DONETSK, Ukraine (BP) — In Tom Long’s* city in eastern Ukraine, life is “fairly calm” — except that people are carrying baseball bats and packing semi-automatic rifles.
And Long is packing his bags — all of them.
“It’s difficult. We don’t know what the situation is like or if I’ll be able to come back,” Long, an IMB representative who has called the city of Donetsk home for the past four years, said. “It’s hard. I care about the people. I have grown to love this city, and I wish I could stay.”
The Donetsk area and the neighboring region of Luhansk passed referendums May 11 to withdraw from Ukraine and move toward joining the Russian Federation. The Ukrainian government in Kiev — along with the U.S. and the European Union — called the move illegal, and international leaders called for Ukraine to be reunified.

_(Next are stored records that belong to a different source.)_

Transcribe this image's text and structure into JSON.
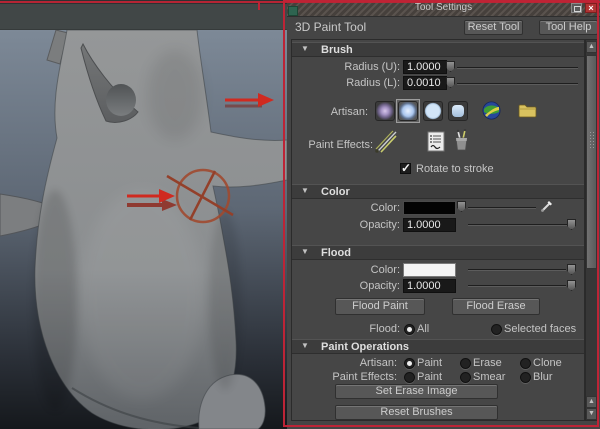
{
  "window": {
    "title": "Tool Settings"
  },
  "icons": {
    "collapse": "▼",
    "check": "✓",
    "scroll_up": "▲",
    "scroll_down": "▼",
    "close": "×",
    "artisan_brushes": [
      "soft-low-falloff-brush-icon",
      "soft-mid-falloff-brush-icon",
      "solid-circle-brush-icon",
      "square-brush-icon"
    ],
    "misc": [
      "sphere-image-icon",
      "folder-icon",
      "paintfx-brush-icon",
      "script-page-icon",
      "brush-holder-icon",
      "eyedropper-icon"
    ]
  },
  "header": {
    "tool_name": "3D Paint Tool",
    "reset_button": "Reset Tool",
    "help_button": "Tool Help"
  },
  "brush": {
    "title": "Brush",
    "radius_u_label": "Radius (U):",
    "radius_u_value": "1.0000",
    "radius_l_label": "Radius (L):",
    "radius_l_value": "0.0010",
    "artisan_label": "Artisan:",
    "paint_effects_label": "Paint Effects:",
    "rotate_label": "Rotate to stroke",
    "rotate_checked": true
  },
  "color": {
    "title": "Color",
    "color_label": "Color:",
    "color_value": "#000000",
    "opacity_label": "Opacity:",
    "opacity_value": "1.0000"
  },
  "flood": {
    "title": "Flood",
    "color_label": "Color:",
    "color_value": "#ffffff",
    "opacity_label": "Opacity:",
    "opacity_value": "1.0000",
    "paint_button": "Flood Paint",
    "erase_button": "Flood Erase",
    "radio_label": "Flood:",
    "options": [
      {
        "label": "All",
        "selected": true
      },
      {
        "label": "Selected faces",
        "selected": false
      }
    ]
  },
  "paint_operations": {
    "title": "Paint Operations",
    "artisan_label": "Artisan:",
    "artisan_options": [
      {
        "label": "Paint",
        "selected": true
      },
      {
        "label": "Erase",
        "selected": false
      },
      {
        "label": "Clone",
        "selected": false
      }
    ],
    "paint_effects_label": "Paint Effects:",
    "paint_effects_options": [
      {
        "label": "Paint",
        "selected": false
      },
      {
        "label": "Smear",
        "selected": false
      },
      {
        "label": "Blur",
        "selected": false
      }
    ],
    "set_erase_button": "Set Erase Image",
    "reset_brushes_button": "Reset Brushes"
  },
  "colors": {
    "annotation_red": "#d02a20",
    "annotation_dark_red": "#8e2418",
    "brush_cursor_red": "#a04a30",
    "border_red": "#bd2436",
    "panel_bg": "#454545",
    "close_button_red": "#b03434"
  }
}
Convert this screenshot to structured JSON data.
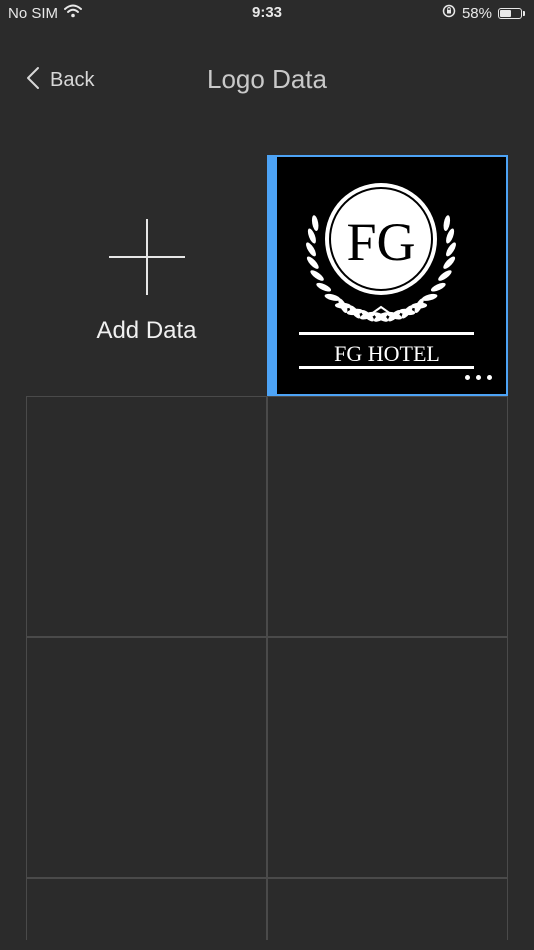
{
  "status": {
    "carrier": "No SIM",
    "time": "9:33",
    "battery_percent": "58%",
    "battery_level": 0.58
  },
  "nav": {
    "back_label": "Back",
    "title": "Logo Data"
  },
  "grid": {
    "add_label": "Add Data",
    "items": [
      {
        "logo_initials": "FG",
        "logo_name": "FG HOTEL"
      }
    ]
  },
  "colors": {
    "background": "#2b2b2b",
    "selection": "#4da3f5",
    "cell_border": "#4a4a4a"
  }
}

But ever since Russia absorbed Crimea in March, Ukraine’s “normal” is shaky in both the short and long-range forecast, the International Mission Board representative said. The nation is on edge for the rapidly approaching presidential election May 25. No one knows what the future may hold, he said.
Donetsk’s government offices are closed for now, keeping Long from renewing his residence permit and forcing him from his home indefinitely.
The crisis is also affecting day-to-day life for Ukrainian nationals, Tim Johnson,* an IMB representative in Kiev, said. Bloodshed breaks out occasionally in “shocking” ways in an otherwise calm nation, he said. Border checks have become increasingly complicated, and Ukrainians find their wallets pummeled by a falling currency and rising prices.
“This isn’t Cairo, Somalia or the West Bank,” Johnson said. “We are not accustomed to this. This (kind of crisis) is new territory for us.”
The financial shift caused by the crisis hurts Ukrainians at the gas pump and the grocery store, but most of all it hurts the ones with mortgages, he said.
“Some purchase a home with a loan backed with (U.S.) dollars, and when their currency loses ground against the dollar, their house payment goes up,” Johnson said. “We know many people dealing with some form of debt like that for whom payments have suddenly just gotten really hard.”
For national believers, it’s impacting work on the ground, too, he said. “When you lose 30 percent of the value of your currency, it affects your ministry.”
The church in general is holding its breath to see how life may change as the crisis develops, Johnson said. In Crimea, Baptist churches are already seeing the effects of the power shift, he said.
“The churches in Crimea now have to reregister and re-form to meet Russian Federation criteria,” Johnson said.
Crimean Baptists’ relationship setup is shifting as a result, he explained.
“Their historical relationships have formerly been with the Ukrainian Baptist Union,” he said, “but to comply with the laws they will have to reregister their churches and maintain an official relationship with the Russian Baptist Union when all of their relationships are with the Ukrainian Baptist Union.”
For all of the Baptist churches in Ukraine, it’s a “wait and see” situation as to what the future of ministry in the region will look like, Johnson said.
But for Long, personally that goes for one specific church — the one he’s leaving behind in Donetsk.
“There’s a small church here that started about a year ago, and they still need lots of help,” he said. “There’s a lot of young people in the church, and I care about them greatly.”
Long asked for prayer for them, as well as for the people of Ukraine in general — that they would have the comfort and peace of God.
“Pray for somehow God to use this for His glory,” he said. “We know He uses situations in our lives for that. I’m just praying that through this His glory would be made known to the people here.”
— That God would bring peace and comfort to the people of Ukraine.
— That God would use the situation there for His glory in the church and among those who do not yet know Him.
— That God would provide new opportunities for ministry in Ukraine in the midst of the crisis, as well as the means to carry out that ministry in the face of financial strain.
*Name changed. Ava Thomas is a writer/editor for the International Mission Board based in Europe. Get Baptist Press headlines and breaking news on Twitter (@BaptistPress), Facebook (Facebook.com/BaptistPress) and in your email (baptistpress.com/SubscribeBP.asp).